Halladay allowed one run and six hits in seven innings to earn his AL-leading ninth win as Toronto snapped Oakland's season-high four-game winning streak.
But that recent slump didn't matter once Halladay took the mound.
"We know if we can get a couple of runs we will win the game," Catalanotto said. "It's important to go out and score runs early. We don't press as much as an offense when he's pitching."
The three early runs were more than enough for Halladay (9-2), who is 5-0 with a 0.68 ERA in his last five starts and has tied Florida's Dontrelle Willis for the major league lead in wins.
The 2003 AL Cy Young Award winner said he enjoyed this win more than the others in his streak because he didn't have his best stuff and needed to work a bit harder than usual.
"I think it's more satisfying because you have to find a way to get it done," he said. "I wasn't terrible. I've had worse days. I just had trouble finding my location."
This game figured to be a mismatch based on the starting pitchers -- one of the league's best against a journeyman who was brought up from Triple-A Sacramento earlier in the day.
But Ryan Glynn (0-1) was up to the task early in his A's debut, retiring nine of his first 10 batters. Catalanotto broke through for Toronto when he hit the first pitch of the fourth over the right-field wall to make it 1-0. Catalanotto is 8-for-11 on Toronto's road trip.
"I am seeing the ball well and finding the holes," he said. "It's really no big secret. I feel good at the plate."
Glynn retired the next two batters before loading the bases on two walks and a single. Hudson then made it 3-0 with a single to left-center.
That's all the Blue Jays could muster against Glynn, who allowed three runs and six hits in seven innings with six strikeouts.
"Three runs right there is tough, especially with Halladay on the mound," said Glynn, traded from Toronto to Oakland last month.
Glynn got some help from Oakland's defense. Third baseman Eric Chavez ran a long way to catch Hudson's foul ball near the bullpen mound in left field in the third, and second baseman Marco Scutaro made an over-the-shoulder grab to rob Aaron Hill of a hit before whirling and throwing to first to double off Catalanotto.
The A's mounted their best threat against Halladay in the fourth inning when the first three batters reached, including an RBI single by Scott Hatteberg. The run snapped a 20 2/3 innings scoreless streak for Halladay.
But he worked out of the jam, keeping the score 3-1.
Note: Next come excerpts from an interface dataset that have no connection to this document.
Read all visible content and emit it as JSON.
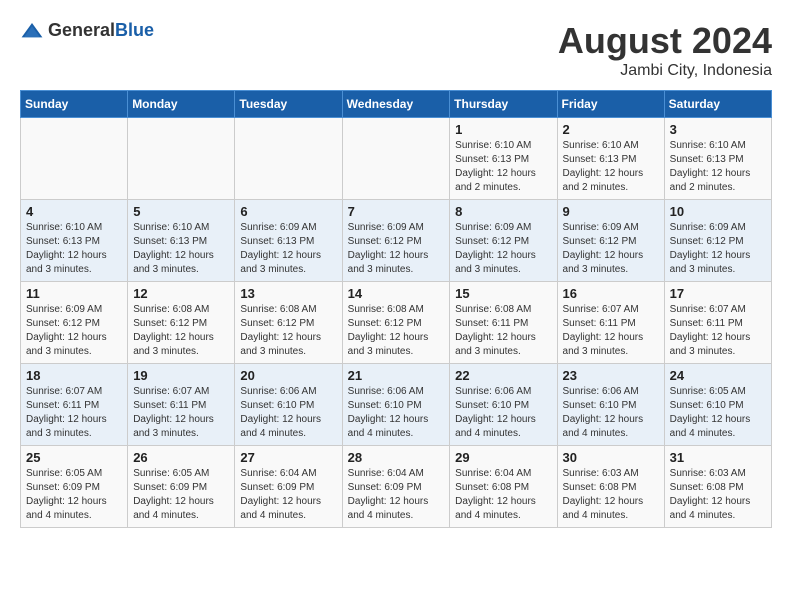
{
  "header": {
    "logo_general": "General",
    "logo_blue": "Blue",
    "main_title": "August 2024",
    "subtitle": "Jambi City, Indonesia"
  },
  "calendar": {
    "weekdays": [
      "Sunday",
      "Monday",
      "Tuesday",
      "Wednesday",
      "Thursday",
      "Friday",
      "Saturday"
    ],
    "weeks": [
      [
        {
          "day": "",
          "info": ""
        },
        {
          "day": "",
          "info": ""
        },
        {
          "day": "",
          "info": ""
        },
        {
          "day": "",
          "info": ""
        },
        {
          "day": "1",
          "info": "Sunrise: 6:10 AM\nSunset: 6:13 PM\nDaylight: 12 hours and 2 minutes."
        },
        {
          "day": "2",
          "info": "Sunrise: 6:10 AM\nSunset: 6:13 PM\nDaylight: 12 hours and 2 minutes."
        },
        {
          "day": "3",
          "info": "Sunrise: 6:10 AM\nSunset: 6:13 PM\nDaylight: 12 hours and 2 minutes."
        }
      ],
      [
        {
          "day": "4",
          "info": "Sunrise: 6:10 AM\nSunset: 6:13 PM\nDaylight: 12 hours and 3 minutes."
        },
        {
          "day": "5",
          "info": "Sunrise: 6:10 AM\nSunset: 6:13 PM\nDaylight: 12 hours and 3 minutes."
        },
        {
          "day": "6",
          "info": "Sunrise: 6:09 AM\nSunset: 6:13 PM\nDaylight: 12 hours and 3 minutes."
        },
        {
          "day": "7",
          "info": "Sunrise: 6:09 AM\nSunset: 6:12 PM\nDaylight: 12 hours and 3 minutes."
        },
        {
          "day": "8",
          "info": "Sunrise: 6:09 AM\nSunset: 6:12 PM\nDaylight: 12 hours and 3 minutes."
        },
        {
          "day": "9",
          "info": "Sunrise: 6:09 AM\nSunset: 6:12 PM\nDaylight: 12 hours and 3 minutes."
        },
        {
          "day": "10",
          "info": "Sunrise: 6:09 AM\nSunset: 6:12 PM\nDaylight: 12 hours and 3 minutes."
        }
      ],
      [
        {
          "day": "11",
          "info": "Sunrise: 6:09 AM\nSunset: 6:12 PM\nDaylight: 12 hours and 3 minutes."
        },
        {
          "day": "12",
          "info": "Sunrise: 6:08 AM\nSunset: 6:12 PM\nDaylight: 12 hours and 3 minutes."
        },
        {
          "day": "13",
          "info": "Sunrise: 6:08 AM\nSunset: 6:12 PM\nDaylight: 12 hours and 3 minutes."
        },
        {
          "day": "14",
          "info": "Sunrise: 6:08 AM\nSunset: 6:12 PM\nDaylight: 12 hours and 3 minutes."
        },
        {
          "day": "15",
          "info": "Sunrise: 6:08 AM\nSunset: 6:11 PM\nDaylight: 12 hours and 3 minutes."
        },
        {
          "day": "16",
          "info": "Sunrise: 6:07 AM\nSunset: 6:11 PM\nDaylight: 12 hours and 3 minutes."
        },
        {
          "day": "17",
          "info": "Sunrise: 6:07 AM\nSunset: 6:11 PM\nDaylight: 12 hours and 3 minutes."
        }
      ],
      [
        {
          "day": "18",
          "info": "Sunrise: 6:07 AM\nSunset: 6:11 PM\nDaylight: 12 hours and 3 minutes."
        },
        {
          "day": "19",
          "info": "Sunrise: 6:07 AM\nSunset: 6:11 PM\nDaylight: 12 hours and 3 minutes."
        },
        {
          "day": "20",
          "info": "Sunrise: 6:06 AM\nSunset: 6:10 PM\nDaylight: 12 hours and 4 minutes."
        },
        {
          "day": "21",
          "info": "Sunrise: 6:06 AM\nSunset: 6:10 PM\nDaylight: 12 hours and 4 minutes."
        },
        {
          "day": "22",
          "info": "Sunrise: 6:06 AM\nSunset: 6:10 PM\nDaylight: 12 hours and 4 minutes."
        },
        {
          "day": "23",
          "info": "Sunrise: 6:06 AM\nSunset: 6:10 PM\nDaylight: 12 hours and 4 minutes."
        },
        {
          "day": "24",
          "info": "Sunrise: 6:05 AM\nSunset: 6:10 PM\nDaylight: 12 hours and 4 minutes."
        }
      ],
      [
        {
          "day": "25",
          "info": "Sunrise: 6:05 AM\nSunset: 6:09 PM\nDaylight: 12 hours and 4 minutes."
        },
        {
          "day": "26",
          "info": "Sunrise: 6:05 AM\nSunset: 6:09 PM\nDaylight: 12 hours and 4 minutes."
        },
        {
          "day": "27",
          "info": "Sunrise: 6:04 AM\nSunset: 6:09 PM\nDaylight: 12 hours and 4 minutes."
        },
        {
          "day": "28",
          "info": "Sunrise: 6:04 AM\nSunset: 6:09 PM\nDaylight: 12 hours and 4 minutes."
        },
        {
          "day": "29",
          "info": "Sunrise: 6:04 AM\nSunset: 6:08 PM\nDaylight: 12 hours and 4 minutes."
        },
        {
          "day": "30",
          "info": "Sunrise: 6:03 AM\nSunset: 6:08 PM\nDaylight: 12 hours and 4 minutes."
        },
        {
          "day": "31",
          "info": "Sunrise: 6:03 AM\nSunset: 6:08 PM\nDaylight: 12 hours and 4 minutes."
        }
      ]
    ]
  }
}
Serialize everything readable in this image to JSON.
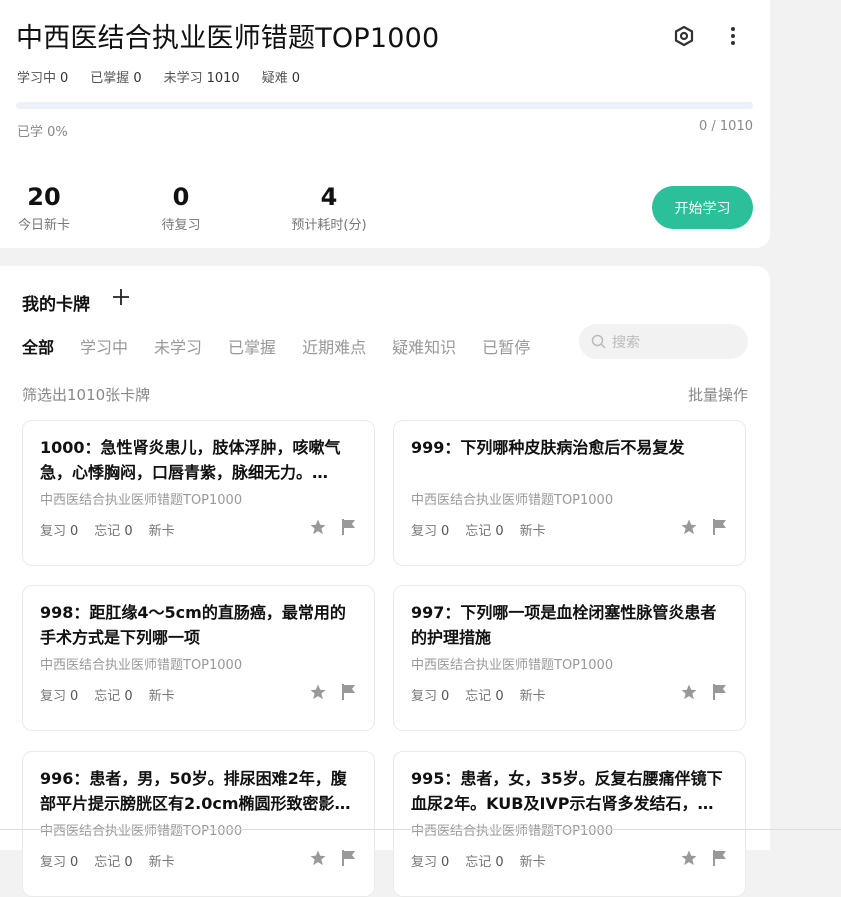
{
  "deck": {
    "title": "中西医结合执业医师错题TOP1000",
    "stats": [
      {
        "label": "学习中",
        "value": "0"
      },
      {
        "label": "已掌握",
        "value": "0"
      },
      {
        "label": "未学习",
        "value": "1010"
      },
      {
        "label": "疑难",
        "value": "0"
      }
    ],
    "progress_fraction": 0,
    "progress_left": "已学 0%",
    "progress_right": "0 / 1010",
    "metrics": [
      {
        "value": "20",
        "label": "今日新卡"
      },
      {
        "value": "0",
        "label": "待复习"
      },
      {
        "value": "4",
        "label": "预计耗时(分)"
      }
    ],
    "start_label": "开始学习",
    "icons": {
      "settings": "hexagon-settings-icon",
      "more": "more-vertical-icon"
    }
  },
  "my_cards": {
    "title": "我的卡牌",
    "add_icon": "plus-icon",
    "tabs": [
      "全部",
      "学习中",
      "未学习",
      "已掌握",
      "近期难点",
      "疑难知识",
      "已暂停"
    ],
    "active_tab": "全部",
    "search_placeholder": "搜索",
    "filter_text": "筛选出1010张卡牌",
    "batch_label": "批量操作"
  },
  "cards": [
    {
      "question": "1000：急性肾炎患儿，肢体浮肿，咳嗽气急，心悸胸闷，口唇青紫，脉细无力。…",
      "source": "中西医结合执业医师错题TOP1000",
      "review_label": "复习",
      "review": "0",
      "forget_label": "忘记",
      "forget": "0",
      "status": "新卡"
    },
    {
      "question": "999：下列哪种皮肤病治愈后不易复发",
      "source": "中西医结合执业医师错题TOP1000",
      "review_label": "复习",
      "review": "0",
      "forget_label": "忘记",
      "forget": "0",
      "status": "新卡"
    },
    {
      "question": "998：距肛缘4～5cm的直肠癌，最常用的手术方式是下列哪一项",
      "source": "中西医结合执业医师错题TOP1000",
      "review_label": "复习",
      "review": "0",
      "forget_label": "忘记",
      "forget": "0",
      "status": "新卡"
    },
    {
      "question": "997：下列哪一项是血栓闭塞性脉管炎患者的护理措施",
      "source": "中西医结合执业医师错题TOP1000",
      "review_label": "复习",
      "review": "0",
      "forget_label": "忘记",
      "forget": "0",
      "status": "新卡"
    },
    {
      "question": "996：患者，男，50岁。排尿困难2年，腹部平片提示膀胱区有2.0cm椭圆形致密影…",
      "source": "中西医结合执业医师错题TOP1000",
      "review_label": "复习",
      "review": "0",
      "forget_label": "忘记",
      "forget": "0",
      "status": "新卡"
    },
    {
      "question": "995：患者，女，35岁。反复右腰痛伴镜下血尿2年。KUB及IVP示右肾多发结石，…",
      "source": "中西医结合执业医师错题TOP1000",
      "review_label": "复习",
      "review": "0",
      "forget_label": "忘记",
      "forget": "0",
      "status": "新卡"
    }
  ]
}
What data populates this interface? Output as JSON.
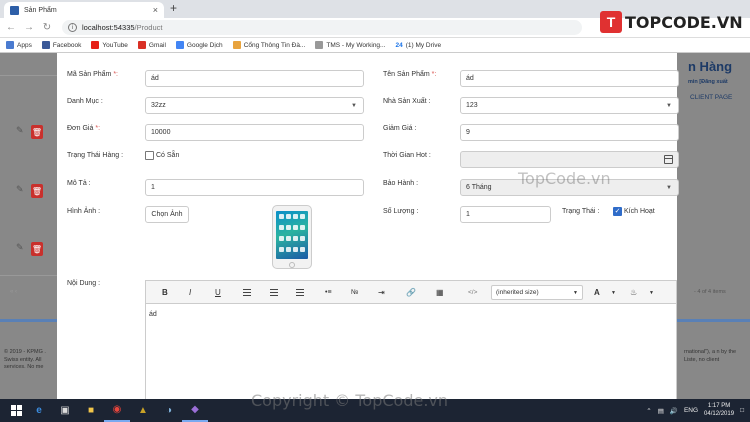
{
  "browser": {
    "tab_title": "Sản Phẩm",
    "tab_close": "×",
    "new_tab": "+",
    "url_host": "localhost:54335",
    "url_path": "/Product",
    "bookmarks": [
      {
        "label": "Apps",
        "color": "#4a7bd0"
      },
      {
        "label": "Facebook",
        "color": "#3b5998"
      },
      {
        "label": "YouTube",
        "color": "#e62117"
      },
      {
        "label": "Gmail",
        "color": "#d93025"
      },
      {
        "label": "Google Dịch",
        "color": "#4285f4"
      },
      {
        "label": "Cổng Thông Tin Đà...",
        "color": "#e8a33d"
      },
      {
        "label": "TMS - My Working...",
        "color": "#999999"
      },
      {
        "label": "(1) My Drive",
        "color": "#1a73e8"
      }
    ],
    "bookmark_24": "24"
  },
  "logo": {
    "mark": "T",
    "text": "TOPCODE.VN"
  },
  "background": {
    "title": "n Hàng",
    "small": "min [Đăng xuất",
    "client": "CLIENT PAGE",
    "pagination": "- 4 of 4 items",
    "footer_left": "© 2019 - KPMG . Swiss entity. All services. No me",
    "footer_right": "rnational\"), a n by the Liste, no client"
  },
  "form": {
    "ma_sp_label": "Mã Sản Phẩm",
    "req": "*:",
    "ma_sp_value": "ád",
    "ten_sp_label": "Tên Sản Phẩm",
    "ten_sp_value": "ád",
    "danh_muc_label": "Danh Mục :",
    "danh_muc_value": "32zz",
    "nsx_label": "Nhà Sản Xuất :",
    "nsx_value": "123",
    "don_gia_label": "Đơn Giá",
    "don_gia_value": "10000",
    "giam_gia_label": "Giảm Giá :",
    "giam_gia_value": "9",
    "trang_thai_hang_label": "Trạng Thái Hàng :",
    "co_san_label": "Có Sẵn",
    "thoi_gian_hot_label": "Thời Gian Hot :",
    "mo_ta_label": "Mô Tả :",
    "mo_ta_value": "1",
    "bao_hanh_label": "Bảo Hành :",
    "bao_hanh_value": "6 Tháng",
    "hinh_anh_label": "Hình Ảnh :",
    "chon_anh_button": "Chọn Ảnh",
    "so_luong_label": "Số Lượng :",
    "so_luong_value": "1",
    "trang_thai_label": "Trạng Thái :",
    "kich_hoat_label": "Kích Hoạt",
    "noi_dung_label": "Nội Dung :"
  },
  "editor": {
    "bold": "B",
    "italic": "I",
    "underline": "U",
    "code": "</>",
    "size_select": "(inherited size)",
    "color_btn": "A",
    "content": "ád"
  },
  "taskbar": {
    "lang": "ENG",
    "time": "1:17 PM",
    "date": "04/12/2019"
  },
  "watermarks": {
    "center": "TopCode.vn",
    "bottom": "Copyright © TopCode.vn"
  }
}
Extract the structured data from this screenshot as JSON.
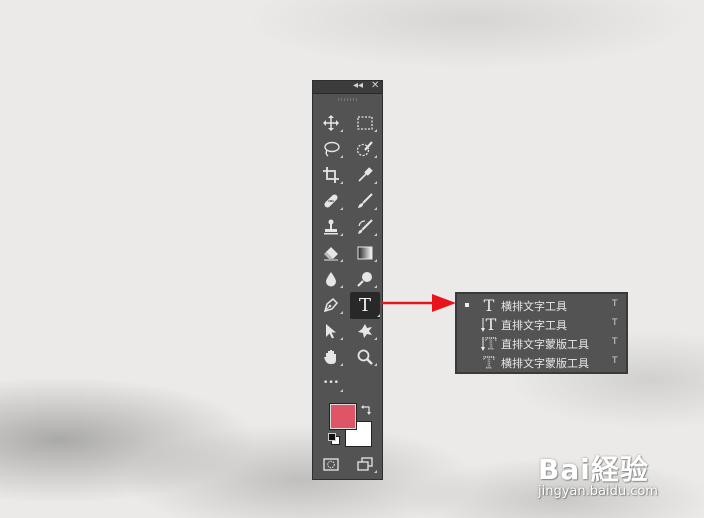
{
  "toolbar": {
    "collapse_glyph": "◂◂",
    "close_glyph": "✕",
    "tools": [
      {
        "name": "move-tool",
        "icon": "move-icon"
      },
      {
        "name": "marquee-tool",
        "icon": "rect-marquee-icon"
      },
      {
        "name": "lasso-tool",
        "icon": "lasso-icon"
      },
      {
        "name": "quick-select-tool",
        "icon": "quick-select-icon"
      },
      {
        "name": "crop-tool",
        "icon": "crop-icon"
      },
      {
        "name": "eyedropper-tool",
        "icon": "eyedropper-icon"
      },
      {
        "name": "healing-tool",
        "icon": "bandage-icon"
      },
      {
        "name": "brush-tool",
        "icon": "brush-icon"
      },
      {
        "name": "stamp-tool",
        "icon": "stamp-icon"
      },
      {
        "name": "history-brush-tool",
        "icon": "history-brush-icon"
      },
      {
        "name": "eraser-tool",
        "icon": "eraser-icon"
      },
      {
        "name": "gradient-tool",
        "icon": "gradient-icon"
      },
      {
        "name": "blur-tool",
        "icon": "drop-icon"
      },
      {
        "name": "dodge-tool",
        "icon": "dodge-icon"
      },
      {
        "name": "pen-tool",
        "icon": "pen-icon"
      },
      {
        "name": "type-tool",
        "icon": "type-icon",
        "glyph": "T"
      },
      {
        "name": "path-select-tool",
        "icon": "arrow-cursor-icon"
      },
      {
        "name": "shape-tool",
        "icon": "custom-shape-icon"
      },
      {
        "name": "hand-tool",
        "icon": "hand-icon"
      },
      {
        "name": "zoom-tool",
        "icon": "magnifier-icon"
      },
      {
        "name": "more-tools",
        "icon": "ellipsis-icon",
        "glyph": "•••"
      }
    ],
    "foreground_color": "#e05565",
    "background_color": "#ffffff"
  },
  "type_menu": {
    "items": [
      {
        "label": "横排文字工具",
        "shortcut": "T",
        "icon": "horizontal-type-icon",
        "selected": true
      },
      {
        "label": "直排文字工具",
        "shortcut": "T",
        "icon": "vertical-type-icon",
        "selected": false
      },
      {
        "label": "直排文字蒙版工具",
        "shortcut": "T",
        "icon": "vertical-type-mask-icon",
        "selected": false
      },
      {
        "label": "横排文字蒙版工具",
        "shortcut": "T",
        "icon": "horizontal-type-mask-icon",
        "selected": false
      }
    ]
  },
  "annotation": {
    "arrow_color": "#e8141c"
  },
  "watermark": {
    "logo": "Bai経验",
    "url": "jingyan.baidu.com"
  }
}
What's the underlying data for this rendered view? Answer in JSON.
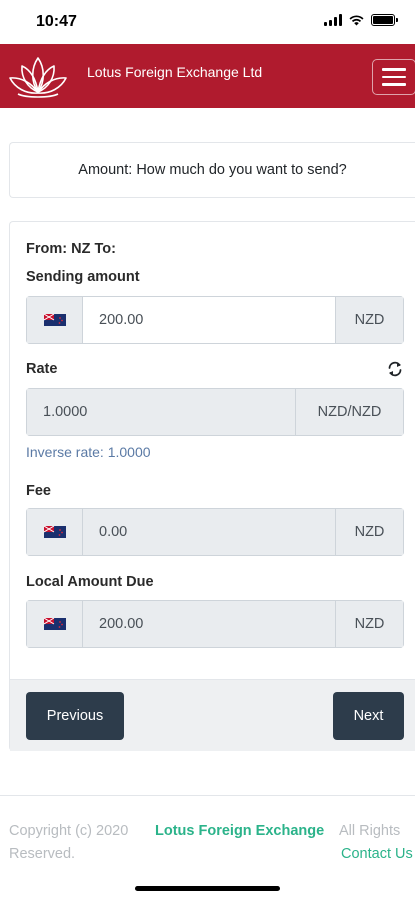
{
  "status_bar": {
    "time": "10:47",
    "icons": [
      "signal-icon",
      "wifi-icon",
      "battery-icon"
    ]
  },
  "navbar": {
    "brand_title": "Lotus Foreign Exchange Ltd",
    "logo_icon": "lotus-logo-icon",
    "menu_icon": "hamburger-menu-icon",
    "color": "#b01b2e"
  },
  "amount_prompt": "Amount: How much do you want to send?",
  "form": {
    "from_to": "From: NZ To:",
    "sending_amount": {
      "label": "Sending amount",
      "flag_icon": "nz-flag-icon",
      "value": "200.00",
      "currency": "NZD"
    },
    "rate": {
      "label": "Rate",
      "refresh_icon": "refresh-icon",
      "value": "1.0000",
      "pair": "NZD/NZD",
      "inverse": "Inverse rate: 1.0000"
    },
    "fee": {
      "label": "Fee",
      "flag_icon": "nz-flag-icon",
      "value": "0.00",
      "currency": "NZD"
    },
    "local_amount_due": {
      "label": "Local Amount Due",
      "flag_icon": "nz-flag-icon",
      "value": "200.00",
      "currency": "NZD"
    },
    "buttons": {
      "previous": "Previous",
      "next": "Next",
      "color": "#2d3c4b"
    }
  },
  "footer": {
    "copyright": "Copyright (c) 2020",
    "company_link": "Lotus Foreign Exchange",
    "rights": "All Rights",
    "reserved": "Reserved.",
    "contact_link": "Contact Us",
    "link_color": "#2bb38a"
  }
}
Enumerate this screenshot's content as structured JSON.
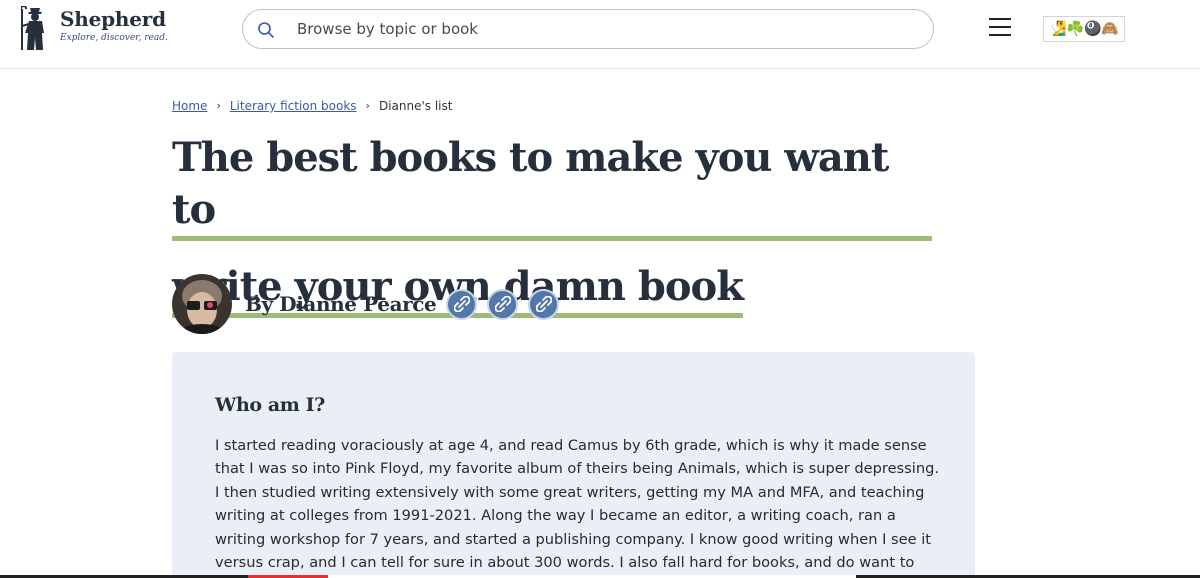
{
  "header": {
    "logo_name": "Shepherd",
    "logo_tagline": "Explore, discover, read.",
    "search_placeholder": "Browse by topic or book",
    "emoji_strip": "🧏‍♂️☘️🎱🙈"
  },
  "breadcrumb": {
    "items": [
      "Home",
      "Literary fiction books",
      "Dianne's list"
    ],
    "separator": "›"
  },
  "page": {
    "title_line1": "The best books to make you want to",
    "title_line2": "write your own damn book",
    "author": "By Dianne Pearce",
    "social_icons": [
      "link-icon",
      "link-icon",
      "link-icon"
    ]
  },
  "about": {
    "heading": "Who am I?",
    "body": "I started reading voraciously at age 4, and read Camus by 6th grade, which is why it made sense that I was so into Pink Floyd, my favorite album of theirs being Animals, which is super depressing. I then studied writing extensively with some great writers, getting my MA and MFA, and teaching writing at colleges from 1991-2021. Along the way I became an editor, a writing coach, ran a writing workshop for 7 years, and started a publishing company. I know good writing when I see it versus crap, and I can tell for sure in about 300 words. I also fall hard for books, and do want to marry them."
  },
  "colors": {
    "title_underline": "#9cbb77",
    "social_button": "#5277a8",
    "card_background": "#e9eef7",
    "link": "#3b5ba9"
  }
}
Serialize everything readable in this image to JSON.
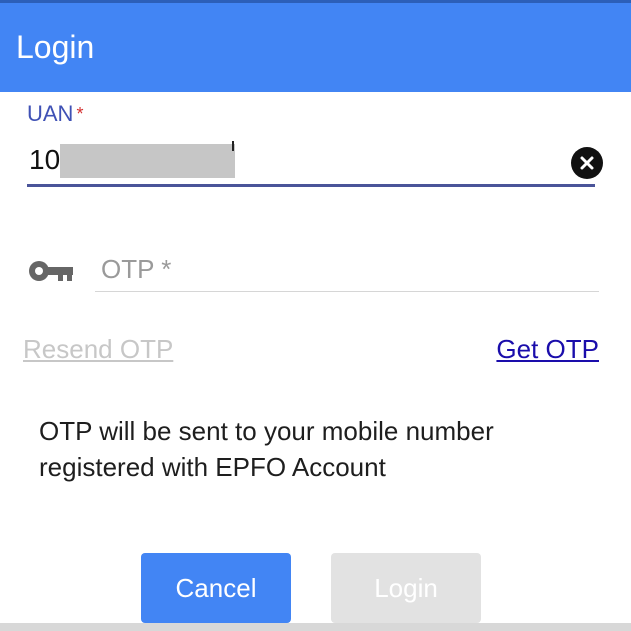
{
  "header": {
    "title": "Login"
  },
  "uan_field": {
    "label": "UAN",
    "required_mark": "*",
    "value_visible": "10",
    "clear_icon": "close-circle-icon"
  },
  "otp_field": {
    "icon": "key-icon",
    "placeholder": "OTP *"
  },
  "links": {
    "resend": "Resend OTP",
    "get_otp": "Get OTP"
  },
  "info": {
    "message": "OTP will be sent to your mobile number registered with EPFO Account"
  },
  "buttons": {
    "cancel": "Cancel",
    "login": "Login"
  },
  "colors": {
    "header": "#4285f4",
    "primary_button": "#4285f4",
    "disabled_button": "#e2e2e2",
    "link": "#1a0dab",
    "required": "#d32f2f",
    "field_accent": "#3f51b5"
  }
}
"It could have turned into a big inning," Halladay said. "To be able to get two outs and stop the bleeding a bit was important. That was a big inning for me there."
Oakland threatened in the seventh when Nick Swisher doubled with two outs and Scutaro followed with a drive to deep center that Vernon Wells ran down on the warning track.
But the A's couldn't get another run off Toronto's ace.
"He's one of those special guys," Oakland catcher Jason Kendall said. "There are only a handful of them out there. He puts the ball where he wants with a lot of movement."
The Blue Jays added to their lead with three runs in the eighth, including an RBI triple by Hill and a run-scoring single by Shea Hillenbrand.
Miguel Batista gave up an RBI single to Swisher in the ninth.
- Halladay had struggled in his career against Oakland with a 6.65 ERA coming into the game, his worst against any AL team. He lowered his ERA to 5.92 against the A's and evened his career mark at 4-4.
- A's reliever Kiko Calero (right elbow) pitch strikeout in his second rehab appearance for Triple-A Sacramento.
- Oakland designated RHP Britt Reames for assignment to make room for Glynn.